"The Department needs to enhance the resources not just protect resources which has been their mission," said Cayce. Cayce suggested that more attention be paid to the lakes by taking care of them not just monitoring them. "We need more enforcement and commercial fishing needs to be regulated,"commented Cayce. Allowing commercial fisherman to use larger nets and mechanical arms to harvest the larger carp would be one solution that Cayce would like to see. Sportsmen like Dan Cayce believe that lack of crappie fishing can be seen in the declining tourism dollars in the lakes region. While all sides agree that Asian carp are causing damage, it has opened the debate as to what extent they are harming sport fishing.

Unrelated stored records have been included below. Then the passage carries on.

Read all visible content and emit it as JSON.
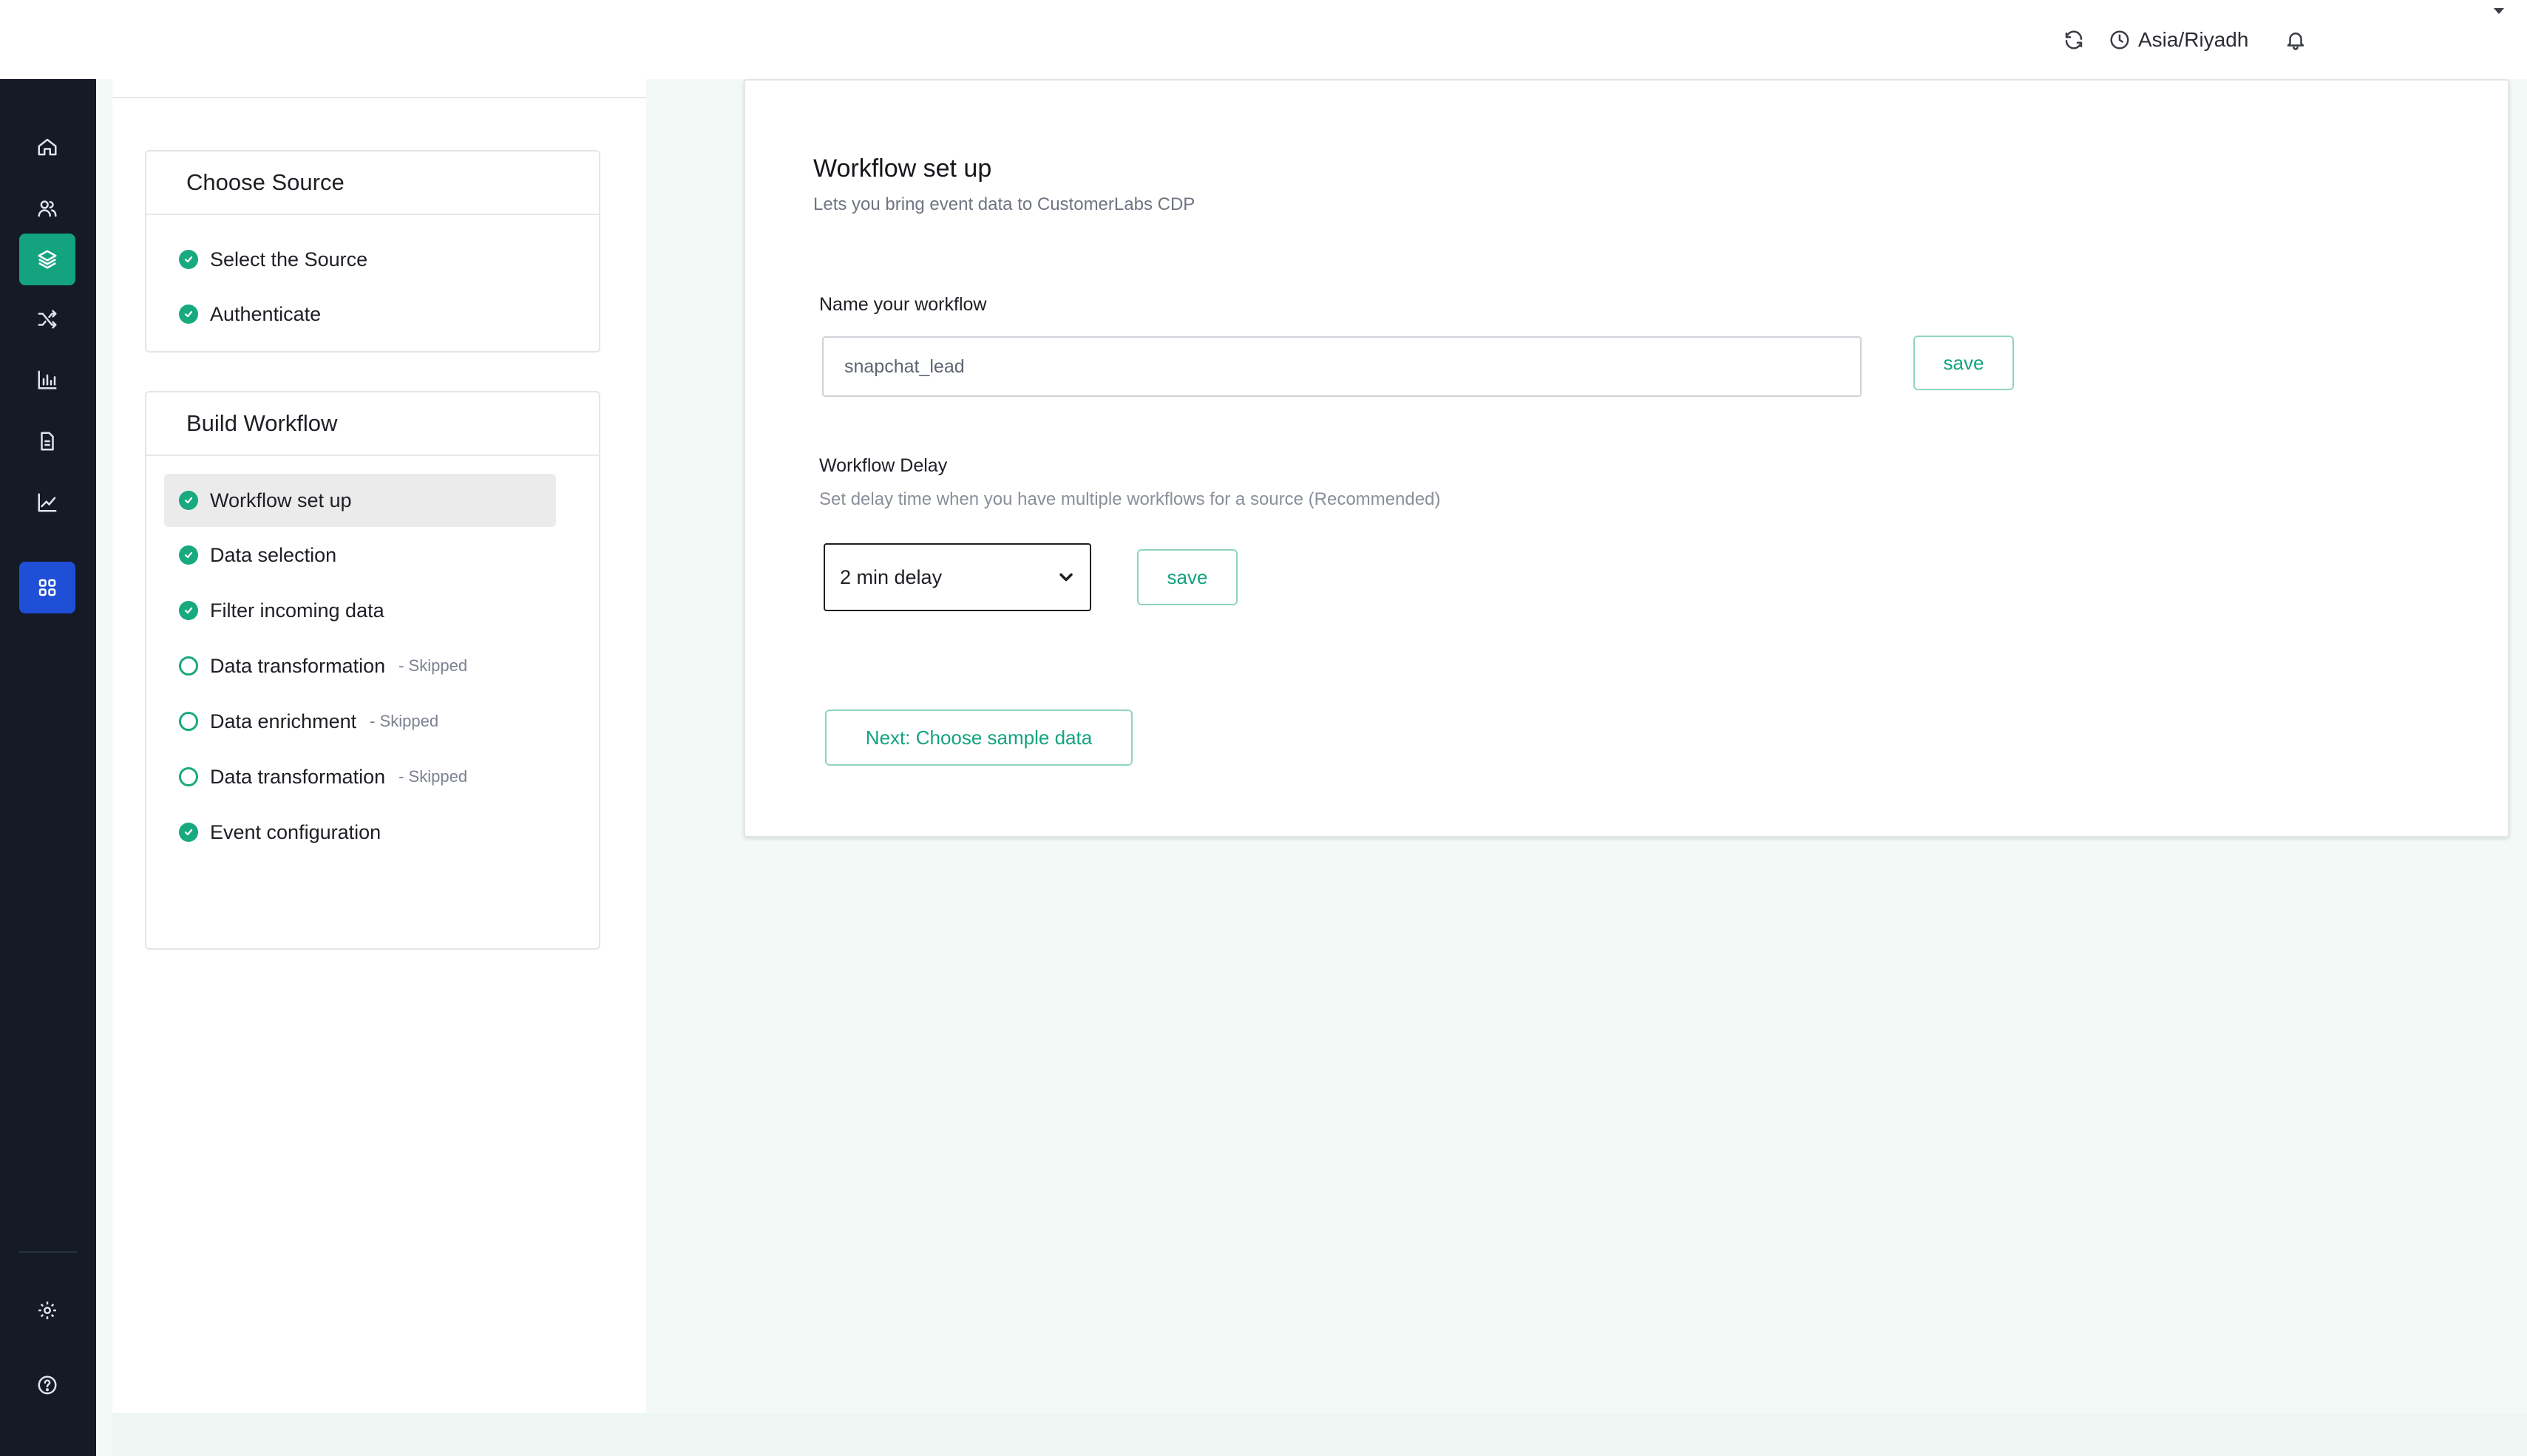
{
  "topbar": {
    "refresh_icon": "refresh-icon",
    "clock_icon": "clock-icon",
    "timezone": "Asia/Riyadh",
    "bell_icon": "bell-icon",
    "dropdown_icon": "caret-down-icon"
  },
  "nav": {
    "items": [
      {
        "icon": "home-icon",
        "active": false
      },
      {
        "icon": "users-icon",
        "active": false
      },
      {
        "icon": "layers-icon",
        "active": true,
        "color": "#13a37f"
      },
      {
        "icon": "shuffle-icon",
        "active": false
      },
      {
        "icon": "bar-chart-icon",
        "active": false
      },
      {
        "icon": "document-icon",
        "active": false
      },
      {
        "icon": "line-chart-icon",
        "active": false
      },
      {
        "icon": "grid-icon",
        "active": true,
        "color": "#1f4fd6"
      }
    ],
    "bottom": [
      {
        "icon": "gear-icon"
      },
      {
        "icon": "help-icon"
      }
    ]
  },
  "steps": {
    "choose_source": {
      "title": "Choose Source",
      "items": [
        {
          "label": "Select the Source",
          "status": "done"
        },
        {
          "label": "Authenticate",
          "status": "done"
        }
      ]
    },
    "build_workflow": {
      "title": "Build Workflow",
      "items": [
        {
          "label": "Workflow set up",
          "status": "done",
          "active": true,
          "note": ""
        },
        {
          "label": "Data selection",
          "status": "done",
          "note": ""
        },
        {
          "label": "Filter incoming data",
          "status": "done",
          "note": ""
        },
        {
          "label": "Data transformation",
          "status": "todo",
          "note": "- Skipped"
        },
        {
          "label": "Data enrichment",
          "status": "todo",
          "note": "- Skipped"
        },
        {
          "label": "Data transformation",
          "status": "todo",
          "note": "- Skipped"
        },
        {
          "label": "Event configuration",
          "status": "done",
          "note": ""
        }
      ]
    }
  },
  "main": {
    "title": "Workflow set up",
    "subtitle": "Lets you bring event data to CustomerLabs CDP",
    "name_label": "Name your workflow",
    "name_value": "snapchat_lead",
    "name_save": "save",
    "delay_label": "Workflow Delay",
    "delay_help": "Set delay time when you have multiple workflows for a source (Recommended)",
    "delay_value": "2 min delay",
    "delay_save": "save",
    "next_button": "Next: Choose sample data"
  },
  "colors": {
    "accent_green": "#13a37f",
    "accent_blue": "#1f4fd6",
    "nav_bg": "#141a26",
    "page_bg": "#f3f9f6"
  }
}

Paul Rister who is a biologist for the Department of Kentucky Fish & Wildlife states that the science shows that Asian carp are filter feeders who are competing with the shad. Rister states that this competition has stressed the food chain which inevitably means less shad which in turn means fewer sport fish. There does appear to be a difference of opinion regarding sportsmen and the Department when is comes to Asian carp eating other fish.
Rister believes that while the Asian carp is a serious issue it may not be solely to blame for the decline in sport fish. There are very few solutions to addressing the problem but everyone seems to agree that getting them out of the lakes via more commercial fishing is the short term answer. Rister said that he thought the present regulations are working but believes the Department should consider a longer season. The net season presently runs from November through February. Rister said, " Do we need to liberalize the season?, maybe."

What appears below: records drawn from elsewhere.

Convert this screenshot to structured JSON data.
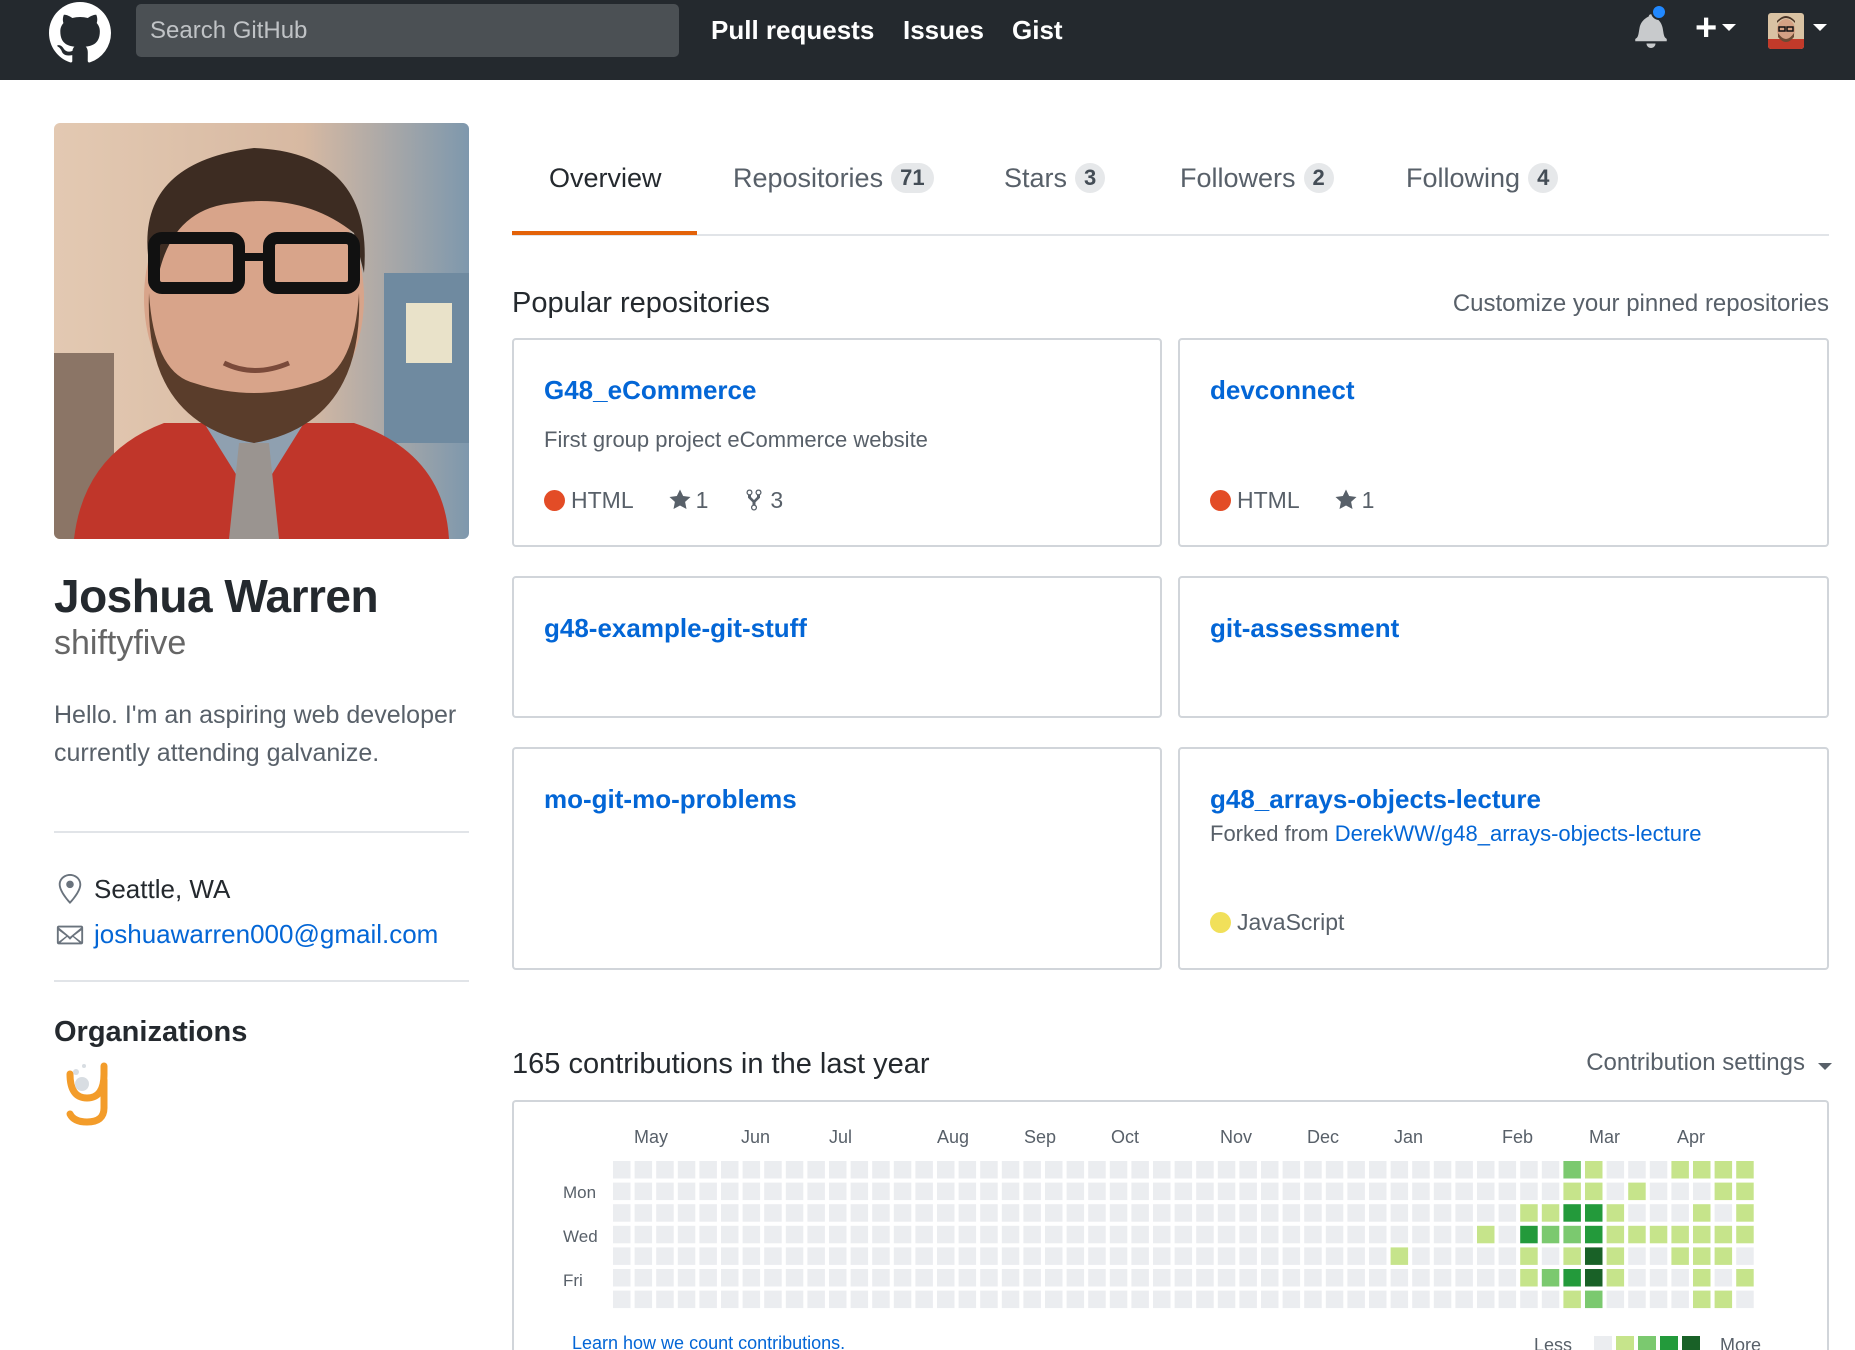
{
  "header": {
    "search_placeholder": "Search GitHub",
    "nav": [
      "Pull requests",
      "Issues",
      "Gist"
    ],
    "plus_label": "+",
    "icons": [
      "github-logo-icon",
      "bell-icon",
      "plus-icon",
      "caret-down-icon"
    ],
    "notification_dot_color": "#2188ff"
  },
  "profile": {
    "fullname": "Joshua Warren",
    "username": "shiftyfive",
    "bio": "Hello. I'm an aspiring web developer currently attending galvanize.",
    "location": "Seattle, WA",
    "email": "joshuawarren000@gmail.com",
    "organizations_title": "Organizations"
  },
  "tabs": [
    {
      "label": "Overview",
      "count": null,
      "active": true
    },
    {
      "label": "Repositories",
      "count": "71",
      "active": false
    },
    {
      "label": "Stars",
      "count": "3",
      "active": false
    },
    {
      "label": "Followers",
      "count": "2",
      "active": false
    },
    {
      "label": "Following",
      "count": "4",
      "active": false
    }
  ],
  "pinned": {
    "title": "Popular repositories",
    "customize_link": "Customize your pinned repositories",
    "repos": [
      {
        "name": "G48_eCommerce",
        "description": "First group project eCommerce website",
        "language": "HTML",
        "language_color": "#e34c26",
        "stars": "1",
        "forks": "3"
      },
      {
        "name": "devconnect",
        "language": "HTML",
        "language_color": "#e34c26",
        "stars": "1"
      },
      {
        "name": "g48-example-git-stuff"
      },
      {
        "name": "git-assessment"
      },
      {
        "name": "mo-git-mo-problems"
      },
      {
        "name": "g48_arrays-objects-lecture",
        "forked_from_prefix": "Forked from",
        "forked_from": "DerekWW/g48_arrays-objects-lecture",
        "language": "JavaScript",
        "language_color": "#f1e05a"
      }
    ]
  },
  "contributions": {
    "title": "165 contributions in the last year",
    "settings_label": "Contribution settings",
    "months": [
      "May",
      "Jun",
      "Jul",
      "Aug",
      "Sep",
      "Oct",
      "Nov",
      "Dec",
      "Jan",
      "Feb",
      "Mar",
      "Apr"
    ],
    "weekdays": [
      "Mon",
      "Wed",
      "Fri"
    ],
    "learn_link": "Learn how we count contributions.",
    "legend_less": "Less",
    "legend_more": "More",
    "colors": [
      "#ebedf0",
      "#c6e48b",
      "#7bc96f",
      "#239a3b",
      "#196127"
    ],
    "weeks": 53,
    "active_days": [
      [
        36,
        4,
        1
      ],
      [
        40,
        3,
        1
      ],
      [
        42,
        2,
        1
      ],
      [
        42,
        3,
        3
      ],
      [
        42,
        4,
        1
      ],
      [
        42,
        5,
        1
      ],
      [
        43,
        2,
        1
      ],
      [
        43,
        3,
        2
      ],
      [
        43,
        5,
        2
      ],
      [
        44,
        0,
        2
      ],
      [
        44,
        1,
        1
      ],
      [
        44,
        2,
        3
      ],
      [
        44,
        3,
        2
      ],
      [
        44,
        4,
        1
      ],
      [
        44,
        5,
        3
      ],
      [
        44,
        6,
        1
      ],
      [
        45,
        0,
        1
      ],
      [
        45,
        1,
        1
      ],
      [
        45,
        2,
        3
      ],
      [
        45,
        3,
        3
      ],
      [
        45,
        4,
        4
      ],
      [
        45,
        5,
        4
      ],
      [
        45,
        6,
        2
      ],
      [
        46,
        2,
        1
      ],
      [
        46,
        3,
        1
      ],
      [
        46,
        4,
        1
      ],
      [
        46,
        5,
        1
      ],
      [
        47,
        1,
        1
      ],
      [
        47,
        3,
        1
      ],
      [
        48,
        3,
        1
      ],
      [
        49,
        0,
        1
      ],
      [
        49,
        3,
        1
      ],
      [
        49,
        4,
        1
      ],
      [
        50,
        0,
        1
      ],
      [
        50,
        2,
        1
      ],
      [
        50,
        3,
        1
      ],
      [
        50,
        4,
        1
      ],
      [
        50,
        5,
        1
      ],
      [
        50,
        6,
        1
      ],
      [
        51,
        0,
        1
      ],
      [
        51,
        1,
        1
      ],
      [
        51,
        3,
        1
      ],
      [
        51,
        4,
        1
      ],
      [
        51,
        6,
        1
      ],
      [
        52,
        0,
        1
      ],
      [
        52,
        1,
        1
      ],
      [
        52,
        2,
        1
      ],
      [
        52,
        3,
        1
      ],
      [
        52,
        5,
        1
      ]
    ]
  }
}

If getting the Asian carp out of the lakes on a large scale is the answer then this solution is probably bigger than the Department of Fish & Wildlife and associations like the League of Kentucky Sportsmen. Harvesting large quantities of Asian carp will mean attracting fish processing plants to build near the lakes. Rister said, "There is a huge market overseas for Asian carp but they must be flash frozen and we don't have the processors right now." The silver carp is said to taste very good at three to four pounds and many compare it to crappie. Unfortunately just the name carp has a tendency to scare people off locally.
I'm sure the debate will continue as to the impact of Asian carp on our sports fish but there are other environmental factors we all must consider. Kentucky and Barkley Lakes are aging and continue to evolve. The progression of farming in the area of no till planting has reduced the amount of silt that washes into the lakes thus causing clearer water. While this has reduced the number of white crappie is has increased the number of black crappie who prefer the clearer water. One can't help but to consider what damage has been done by pollution. I think it safe to say that the poor economy has hurt tourism in Kentucky the last few years. While some folks may not be coming because of less fish I sincerely believe many people just can't afford it right now.
As the lakes evolve so must our solutions. While town hall meetings are important to achieving consensus, solving this problem will require a strong commitment from the legislative and executive branches of government. Sportsmen and the Department alone will not be able to defeat the growing Asian carp population.